With the fellowship, Turner will serve as the “cover” conductor working alongside Maestro John DeMain, for the upcoming February 2016, Washington National Opera production of Weill’s Lost in the Stars directed by Tazewell Thompson.
Lost in the Stars is a Kurt Weill musical with book and lyrics by Maxwell Anderson. It based upon the masterwork Cry, the Beloved Country (1948) by Alan Paton. The Kennedy Center production will feature bass-baritone Eric Owens stars in Kurt Weill’s final work for the stage and many emerging artists. The 1949 musical was Weill’s last work for the stage before he died the following year.
The in Mary 2016, Turner will be conducting Romeo and Juliette for the Lyric Opera in Baltimore.
So, what about that tidbit, about the “Marathon Maestro”? Now, over time I have come to know Turner and learned of his passion for running marathons. Turner also mentioned to me that “conducting requires intense focus, and can be mentally exhausting.” It “requires a lot of physical endurance”.
From my recent chat with Ellen Bender, I came to know that Turner’s running schedule will include the Richmond Marathon on the morning of November 14th, and then he drives up 95 to Fairfax to conduct the Virginia Opera’s La Boheme at the Mason Center for the Arts. Now that is no easy feat (or might I say ‘feet’). Let’s just say that Turner clearly has a career “on the long run.”

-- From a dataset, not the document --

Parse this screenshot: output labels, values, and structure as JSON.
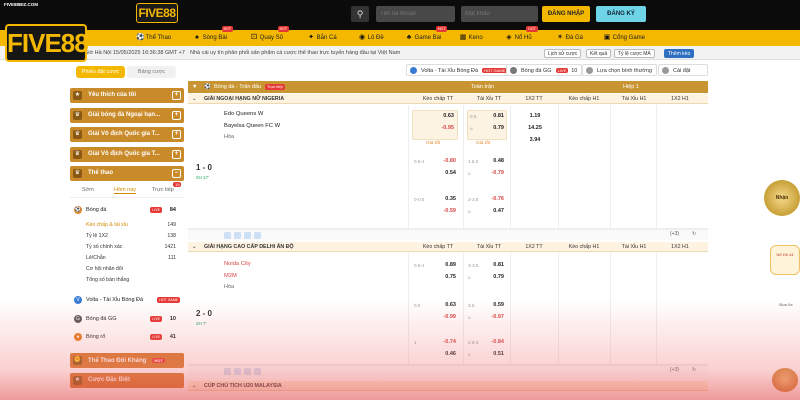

So, Opera is in good hands as Adam Turner reaches out to Baby Boomers and Millennials alike with wondrous musical tales of “death, sex and money.” Think I will put on my headsets and listen to Musetta’s Waltz, some Rent, then finally a bit of Queen and two shots of espresso to go on my morning walk, to start my day.
Virginia Opera’s La Boheme plays on Saturday, November 14, 2015 at 8 PM and Sunday, November 15 at 2 PM at George Mason University’s Center for the Arts – 4373 Mason Pond Drive, in Fairfax, VA. For tickets, purchase them online. Here are directions.